In Baltimore, Mayor Bernard C. “Jack” Young directed departments to arrange for all employees who could telework to do so. But some employees have said they are still unnecessarily forced to come to their workplaces, including staff at the City Comptroller’s office.
Courthouse Still Open
Speaking with The Brew, Tapp-Harper said the two deputies were stationed in the area of the courthouse that normally deals with evictions, which have been on hold due to the virus outbreak.
One of the deputies who tested positive went home sick on March 24, while the other left the following day, she said, noting that one deputy “pretty much couldn’t taste or smell.”
“Both of them are at home. I have communicated with both of them. They’re coming along OK, it seems,” Tapp-Harper said.
“I have communicated with both of them.

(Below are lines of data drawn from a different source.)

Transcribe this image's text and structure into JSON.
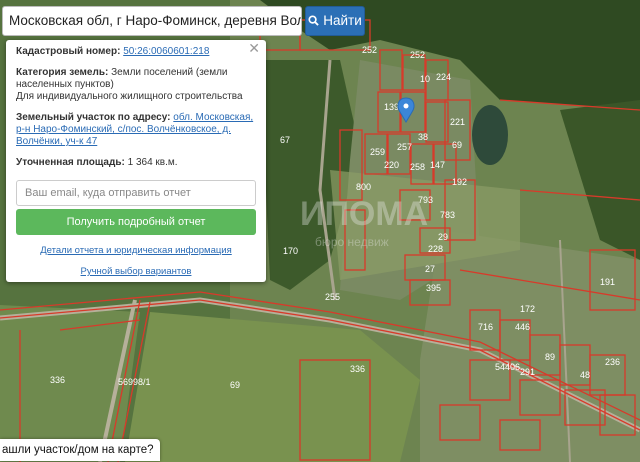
{
  "search": {
    "value": "Московская обл, г Наро-Фоминск, деревня Волчёнки",
    "button_label": "Найти"
  },
  "popup": {
    "cadastral_label": "Кадастровый номер:",
    "cadastral_value": "50:26:0060601:218",
    "category_label": "Категория земель:",
    "category_value": "Земли поселений (земли населенных пунктов)",
    "usage_value": "Для индивидуального жилищного строительства",
    "address_label": "Земельный участок по адресу:",
    "address_value": "обл. Московская, р-н Наро-Фоминский, с/пос. Волчёнковское, д. Волчёнки, уч-к 47",
    "area_label": "Уточненная площадь:",
    "area_value": "1 364 кв.м.",
    "email_placeholder": "Ваш email, куда отправить отчет",
    "report_button": "Получить подробный отчет",
    "details_link": "Детали отчета и юридическая информация",
    "manual_link": "Ручной выбор вариантов"
  },
  "question_label": "ашли участок/дом на карте?",
  "watermark_text": "ИПОМА",
  "watermark_sub": "бюро недвиж",
  "map_labels": [
    "252",
    "252",
    "10",
    "139",
    "224",
    "38",
    "221",
    "259",
    "220",
    "257",
    "258",
    "147",
    "69",
    "800",
    "192",
    "793",
    "783",
    "29",
    "228",
    "27",
    "170",
    "395",
    "255",
    "191",
    "446",
    "716",
    "172",
    "89",
    "48",
    "69",
    "336",
    "336",
    "56998/1",
    "54406",
    "236",
    "291",
    "67",
    "69"
  ],
  "colors": {
    "accent_blue": "#2b6fb6",
    "green_button": "#5cb85c",
    "parcel_red": "#d83a2a"
  }
}
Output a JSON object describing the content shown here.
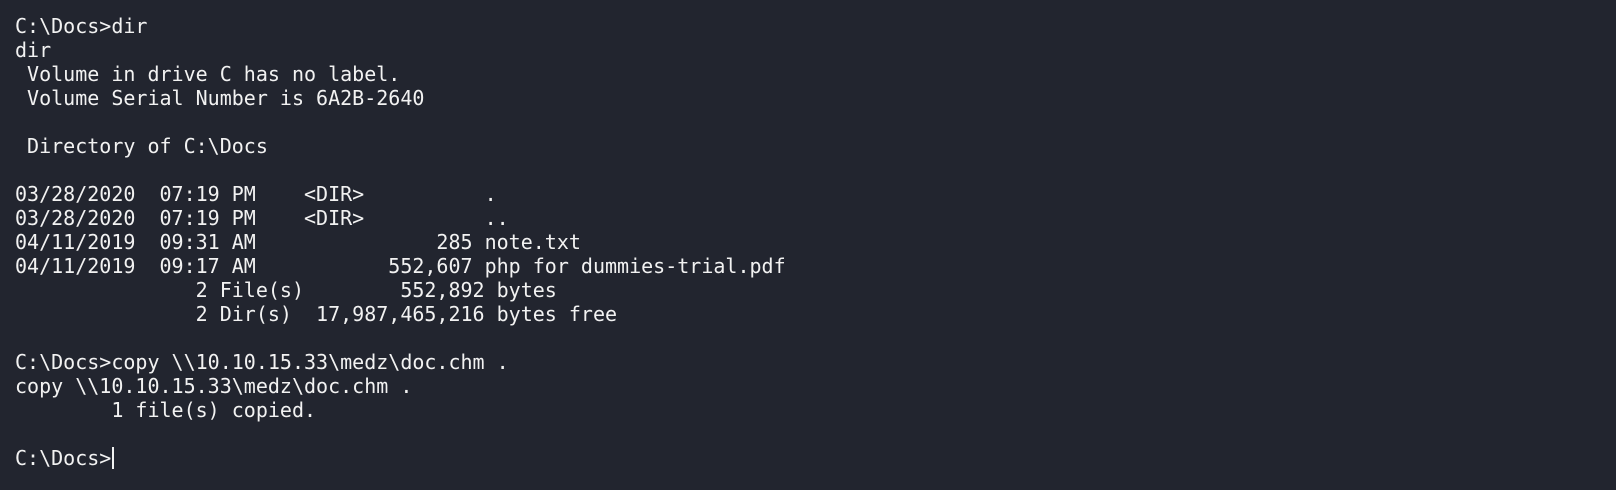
{
  "terminal": {
    "lines": [
      "C:\\Docs>dir",
      "dir",
      " Volume in drive C has no label.",
      " Volume Serial Number is 6A2B-2640",
      "",
      " Directory of C:\\Docs",
      "",
      "03/28/2020  07:19 PM    <DIR>          .",
      "03/28/2020  07:19 PM    <DIR>          ..",
      "04/11/2019  09:31 AM               285 note.txt",
      "04/11/2019  09:17 AM           552,607 php for dummies-trial.pdf",
      "               2 File(s)        552,892 bytes",
      "               2 Dir(s)  17,987,465,216 bytes free",
      "",
      "C:\\Docs>copy \\\\10.10.15.33\\medz\\doc.chm .",
      "copy \\\\10.10.15.33\\medz\\doc.chm .",
      "        1 file(s) copied.",
      ""
    ],
    "prompt": "C:\\Docs>"
  },
  "colors": {
    "background": "#22252f",
    "foreground": "#f2f2f2"
  }
}
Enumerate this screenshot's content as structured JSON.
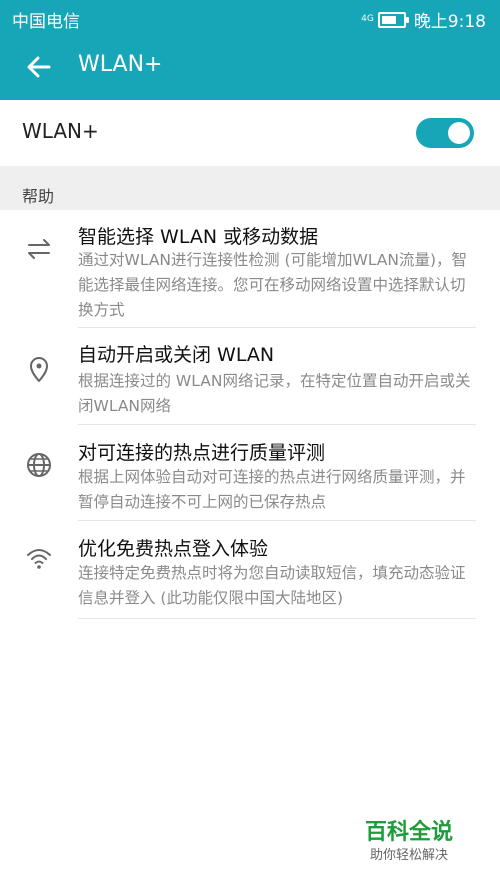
{
  "status_bar": {
    "carrier": "中国电信",
    "signal_text": "4G",
    "battery_level": 0.7,
    "time": "晚上9:18"
  },
  "app_bar": {
    "back_icon": "arrow-left",
    "title": "WLAN+"
  },
  "toggle": {
    "label": "WLAN+",
    "state": "on",
    "accent": "#17a6b8"
  },
  "help": {
    "title": "帮助",
    "items": [
      {
        "icon": "swap-arrows-icon",
        "title": "智能选择 WLAN 或移动数据",
        "desc": "通过对WLAN进行连接性检测 (可能增加WLAN流量)，智能选择最佳网络连接。您可在移动网络设置中选择默认切换方式"
      },
      {
        "icon": "location-pin-icon",
        "title": "自动开启或关闭 WLAN",
        "desc": "根据连接过的 WLAN网络记录，在特定位置自动开启或关闭WLAN网络"
      },
      {
        "icon": "globe-icon",
        "title": "对可连接的热点进行质量评测",
        "desc": "根据上网体验自动对可连接的热点进行网络质量评测，并暂停自动连接不可上网的已保存热点"
      },
      {
        "icon": "wifi-icon",
        "title": "优化免费热点登入体验",
        "desc": "连接特定免费热点时将为您自动读取短信，填充动态验证信息并登入 (此功能仅限中国大陆地区)"
      }
    ]
  },
  "watermark": {
    "title": "百科全说",
    "subtitle": "助你轻松解决"
  }
}
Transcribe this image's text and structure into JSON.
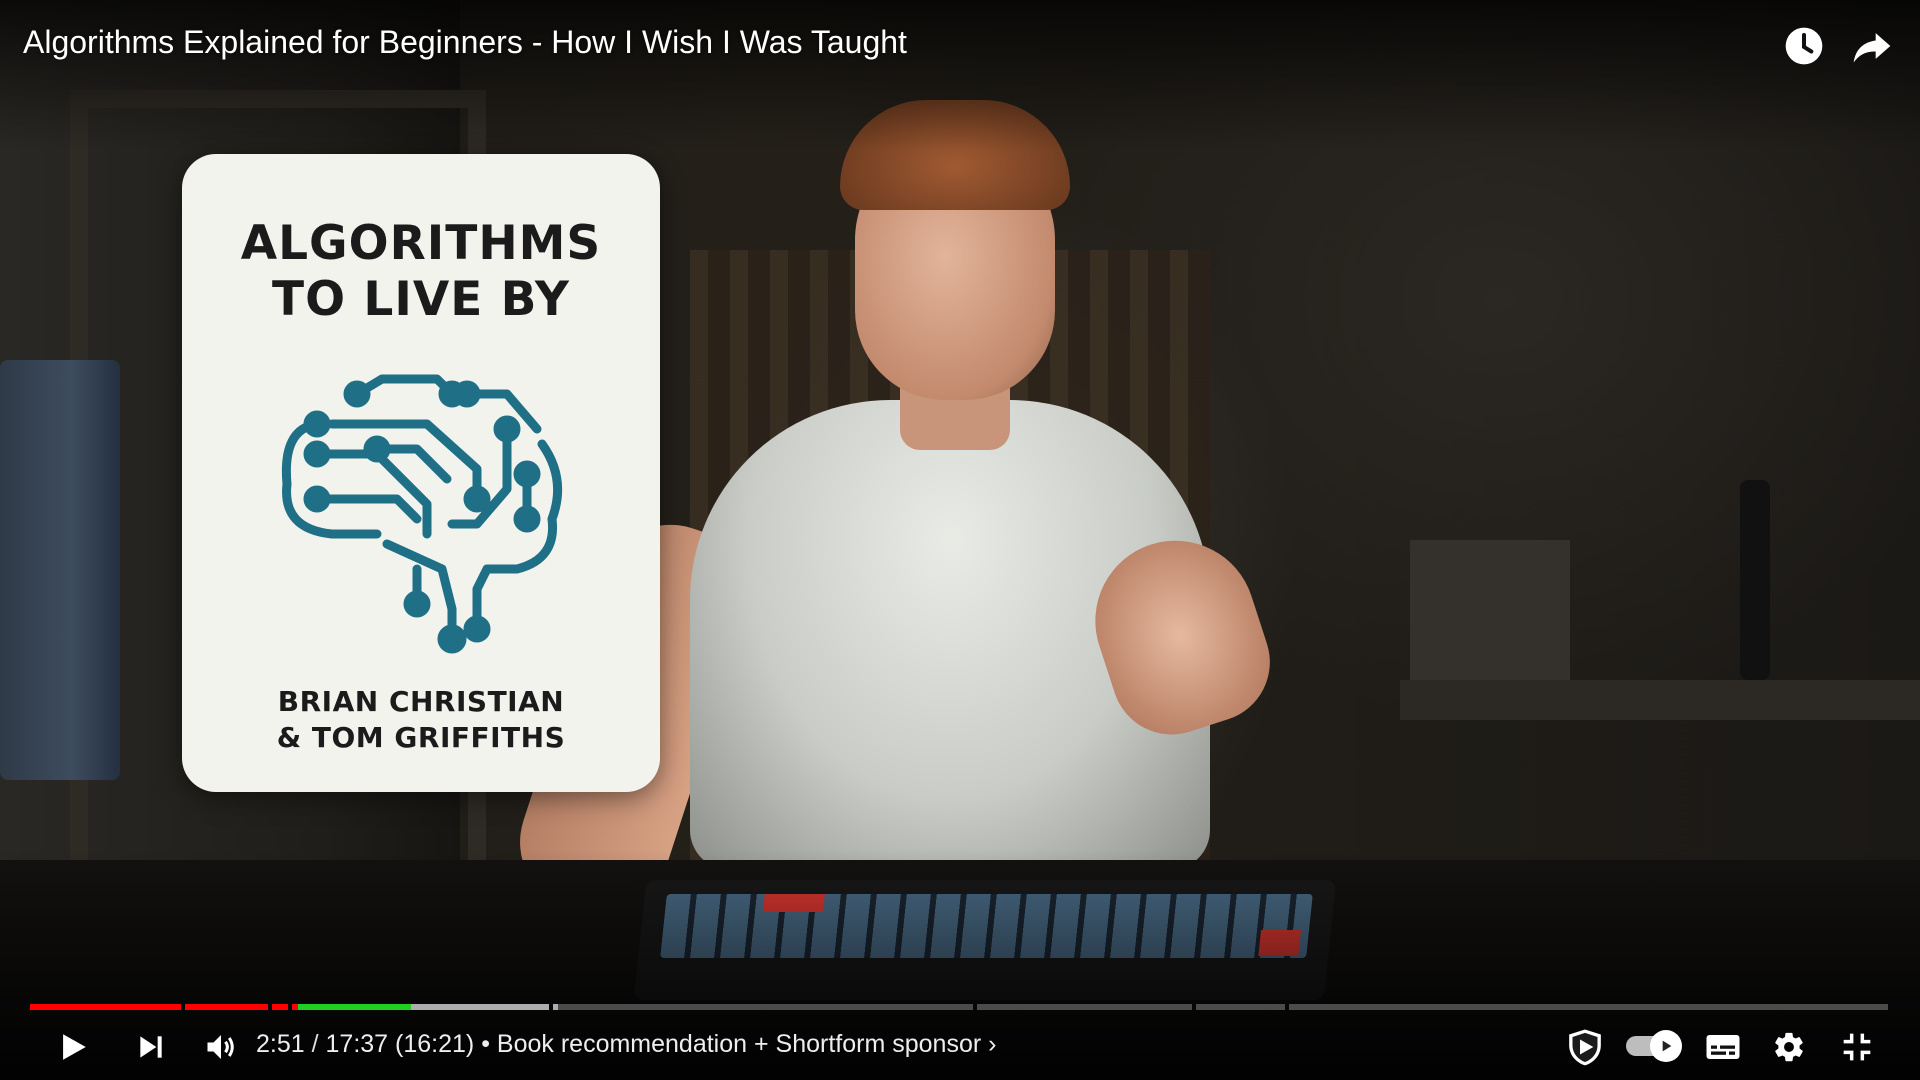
{
  "video": {
    "title": "Algorithms Explained for Beginners - How I Wish I Was Taught"
  },
  "book_overlay": {
    "title_line1": "ALGORITHMS",
    "title_line2": "TO LIVE BY",
    "authors_line1": "BRIAN CHRISTIAN",
    "authors_line2": "& TOM GRIFFITHS"
  },
  "player": {
    "current_time": "2:51",
    "time_separator": " / ",
    "duration": "17:37",
    "adjusted_duration": " (16:21)",
    "bullet": " • ",
    "chapter": "Book recommendation + Shortform sponsor",
    "chapter_chevron": "›",
    "progress_fraction": 0.162,
    "buffered_fraction": 0.283
  },
  "icons": {
    "watch_later": "clock-icon",
    "share": "share-icon",
    "play": "play-icon",
    "next": "next-icon",
    "volume": "volume-icon",
    "sponsorblock": "sponsorblock-shield-icon",
    "autoplay": "autoplay-toggle-icon",
    "captions": "subtitles-icon",
    "settings": "gear-icon",
    "exit_fullscreen": "exit-fullscreen-icon"
  },
  "colors": {
    "progress_played": "#ff0000",
    "sponsor_segment": "#20d020",
    "book_logo": "#1f6f86"
  }
}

They’re coming along OK, it seems,” says Tapp-Harper.
Along with the two deputies with confirmed cases, she is waiting on the test results for a deputy trainee whose girlfriend tested positive for COVID-19.
Although many services in court have been discontinued as a result of the outbreak, some remain open, like protective order services.
Deputies and others who work in the building have been told they are “essential” staff and must report to the courthouse.
Nine Deputies Self-Quarantined
Tapp-Harper said that the fire department on Thursday decontaminated “suspected areas” where the two sheriffs were, and that nine other deputies were sent home to self-quarantine because they were in the vicinity of the two confirmed cases.
The area where the officers worked is separated from the rest of the courthouse and is not where most people would walk through, according to Tapp-Harper.
“If you know the area they have, it’s like a garage area, off to the side,” she said. “It’s in the courthouse, but not really.”
The courthouse building is “filthy,” and the public and others “have to come through the same freaking doors” used by the infected deputies, says the attorney.
That did not reassure the attorney, who described the building as “filthy” and expressed lingering doubt that it is safe to enter.
“The narrative is they didn’t come out of the basement, but they have to come through the same freaking doors, and it’s airborne,” the attorney said.
Tapp-Harper said she tried to alert all those who routinely came in contact with the deputies. But she noted that the deputies also conduct patrols in their cars to assist Baltimore police, so they could have interacted with the public if someone came to their car windows to ask questions.
“There’s no way to really nail down” every exchange that may have taken place between the deputies and others, she concluded.